Custody and guardianship are similar in many respects as both allow for the “care, custody, control, and education” of the child. However there are procedural differences that may have an effect on your final decision.
(a) Guardianship Requirements
If you file for guardianship the law only requires that notice of your petition be mailed to the parents. If you do not know where the parents reside, notice of your petition may be made by placing a notice in the newspaper.
To be appointed a guardian the law requires that you be at least eighteen years old, be a resident of the United States, be of sound mind and without disabilities, and have not been convicted of a felony. A criminal background check is required of all persons petitioning for guardianship of a child.
(b) Custody Rules and Requirements
If you file for custody the law requires that each parent be personally served with notice of your petition. The court may require all parties to attend mediation and parenting classes before making a ruling on custody.
Unlike guardianship there are no restrictions on who may petition and be awarded custody of a child. Instead the court determines an award of custody based on what is in the “best interest” of the child, and if the child is older, the child’s own wishes with respect to custody. This means that it is possible, though unlikely, for felons to be awarded custody of a child.
5. The Difference between Custody and Guardianship
In addition to the procedural differences between custody and guardianship there are differences with respect to child support, visitation and removal that can also color your final decision.
(a) Guardianship Substantive Rules
If you are appointed the guardian of a child you do not have the ability to seek child support from the child’s parents.

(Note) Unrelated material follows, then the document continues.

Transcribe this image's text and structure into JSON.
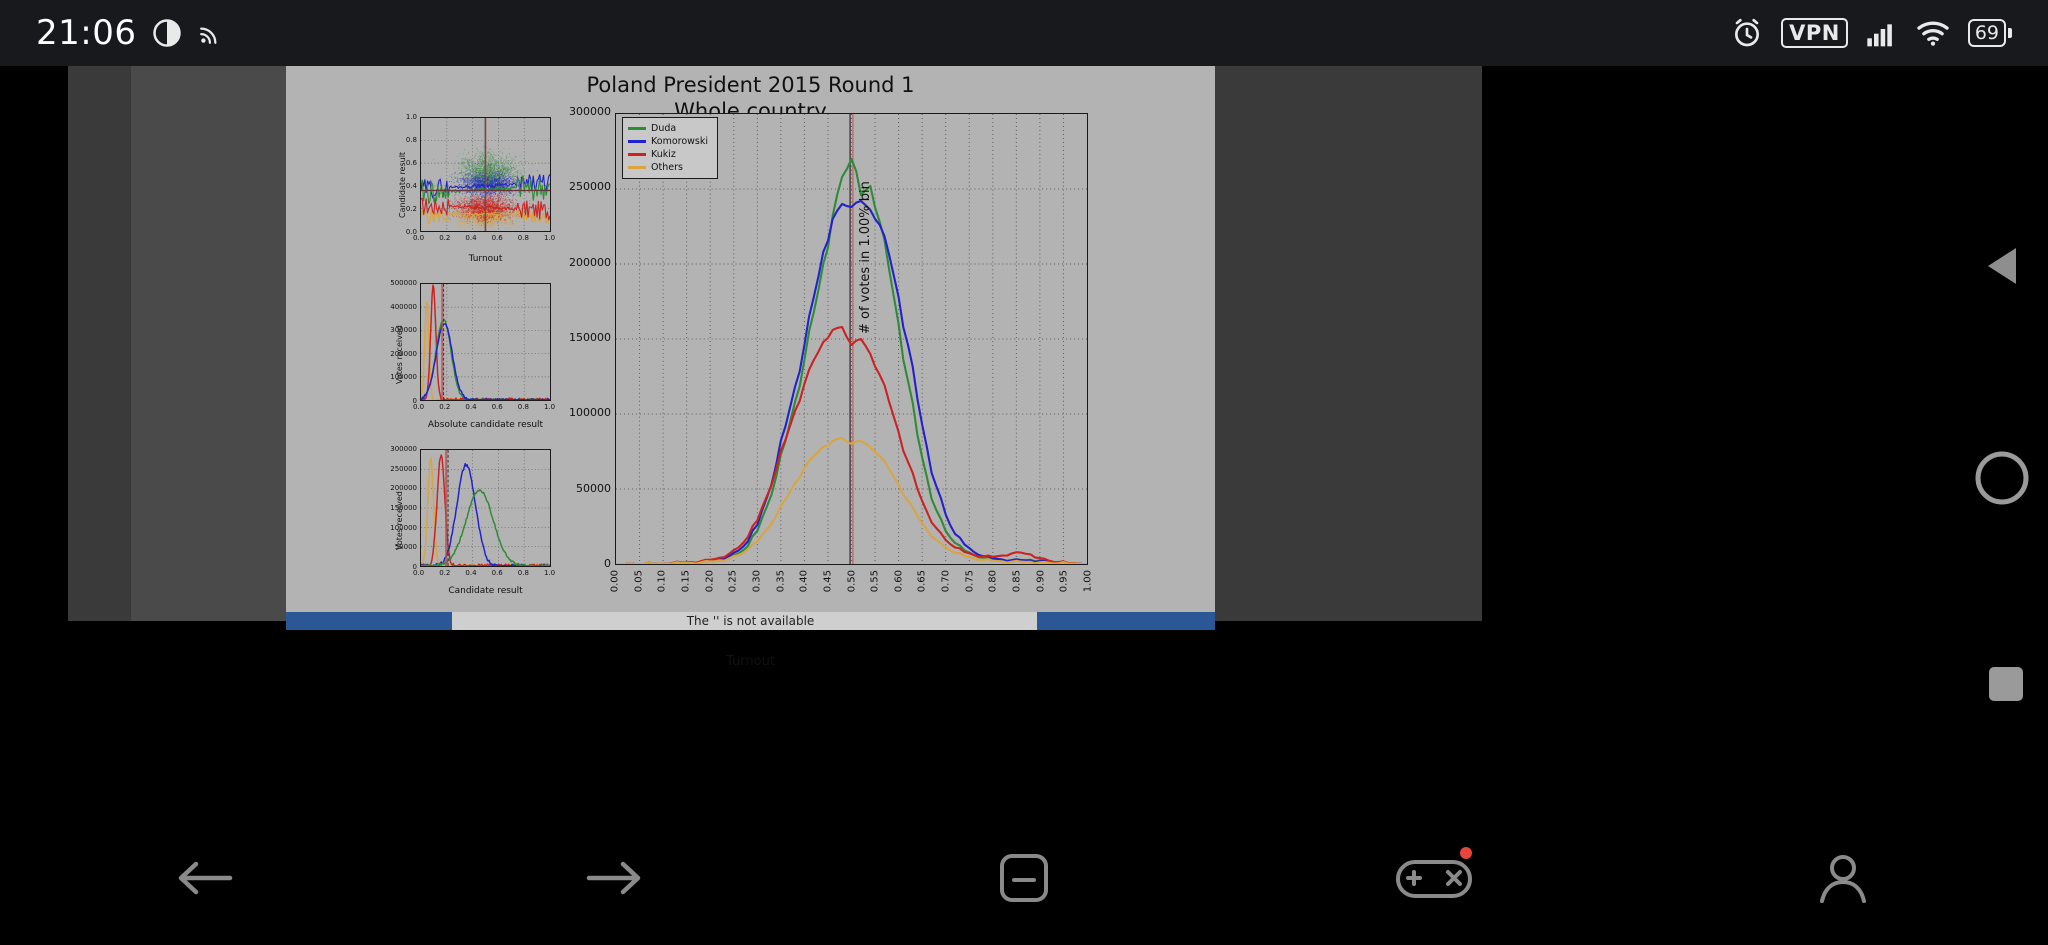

Additionally, guardianship does not defeat a parent’s right to seek visitation with the child, and does not defeat the grandparents of the child seeking visitation if both of the child’s parents are dead. The court will only restrict visitation if it appears that visitation would endanger the child.

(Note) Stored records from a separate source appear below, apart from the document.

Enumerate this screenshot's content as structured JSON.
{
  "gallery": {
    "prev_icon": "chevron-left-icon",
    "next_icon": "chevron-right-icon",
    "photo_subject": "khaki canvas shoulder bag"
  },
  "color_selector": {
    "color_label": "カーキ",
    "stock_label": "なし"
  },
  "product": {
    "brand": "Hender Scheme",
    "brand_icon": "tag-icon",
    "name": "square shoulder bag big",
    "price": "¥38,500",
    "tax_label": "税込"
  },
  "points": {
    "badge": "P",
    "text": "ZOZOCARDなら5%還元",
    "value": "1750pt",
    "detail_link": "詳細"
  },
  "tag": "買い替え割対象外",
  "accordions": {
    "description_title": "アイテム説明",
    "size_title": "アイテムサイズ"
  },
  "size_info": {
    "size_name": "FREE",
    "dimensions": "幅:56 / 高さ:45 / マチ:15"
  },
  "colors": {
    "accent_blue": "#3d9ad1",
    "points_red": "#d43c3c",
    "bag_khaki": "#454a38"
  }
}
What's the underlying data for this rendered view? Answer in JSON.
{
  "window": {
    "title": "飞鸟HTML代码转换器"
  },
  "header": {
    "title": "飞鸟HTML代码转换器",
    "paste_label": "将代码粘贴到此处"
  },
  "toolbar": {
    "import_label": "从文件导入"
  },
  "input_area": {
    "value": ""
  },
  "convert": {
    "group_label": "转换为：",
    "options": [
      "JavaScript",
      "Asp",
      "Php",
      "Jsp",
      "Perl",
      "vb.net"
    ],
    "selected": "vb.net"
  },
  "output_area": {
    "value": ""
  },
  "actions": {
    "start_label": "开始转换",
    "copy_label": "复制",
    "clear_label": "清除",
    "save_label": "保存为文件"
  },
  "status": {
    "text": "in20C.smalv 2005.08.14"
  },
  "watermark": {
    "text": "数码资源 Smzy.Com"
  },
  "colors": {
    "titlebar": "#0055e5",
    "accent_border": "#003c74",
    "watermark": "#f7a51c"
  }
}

The Probate Act does not contain any provisions with respect to modifying guardianship or a guardian’s ability to permanently move out of state with the child. This means that the child’s parent(s) have the ability to continually petition the court to terminate or modify your guardianship. If you are concerned that the child’s parents will attempt to do this it may be a better idea to seek custody of the child.
(b) Custody Substantive Rules

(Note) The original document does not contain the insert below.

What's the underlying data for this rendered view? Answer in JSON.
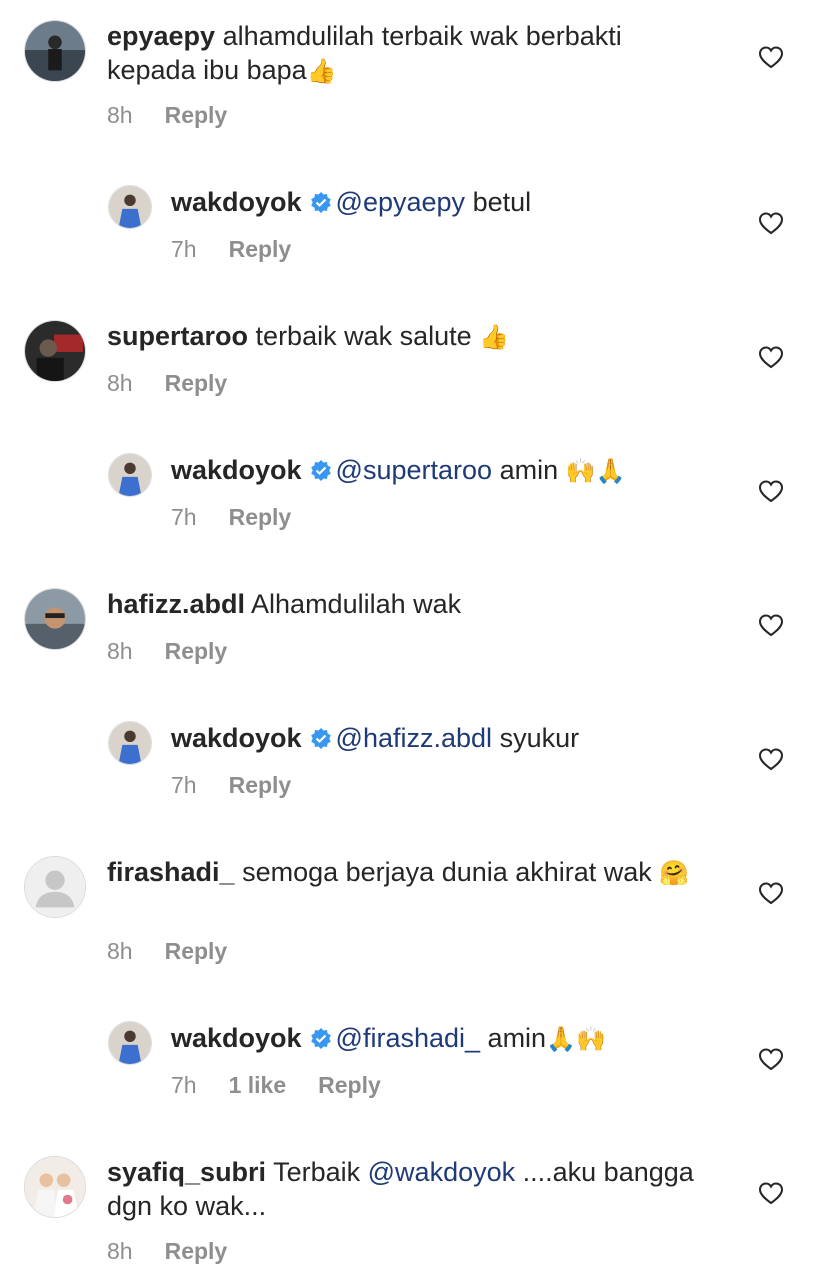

If you are appointed as custodian of a child you do have the ability to seek child support from the child’s parents. Like in guardianship, a non-custodial parent still has the ability to seek visitation with the child so long as their parental rights have not been terminated.
Unlike the Probate Act, an award of custody under the IMDMA allows for a greater measure of stability once awarded. Custody of a child cannot be modified until two years after the initial custody judgment is awarded, unless the health, safety, or mental-welfare of the child is in danger. After two years custody can be modified by showing that it is in the child’s “best interests” that custody be changed based on facts that have arisen after the initial custody judgment was entered, or which were unknown at the time the judgment was initially entered.
Unlike the Probate Act which is silent on a guardian’s ability to permanently remove the child from the state, the IMDMA allows the custodian of a child to permanently remove the child from Illinois by first demonstrating to the court that doing so would be in the child’s “best interests”. So a properly presented case to remove the residence of a child outside of Illinois can succeed.
If you are in need of an Illinois guardianship or child custody attorney, contact the Law Office of Martoccio & Martoccio at 630-920-8855. Our experienced attorneys serve clients in Hinsdale, Naperville, Oak Brook, Downers Grove and surrounding areas.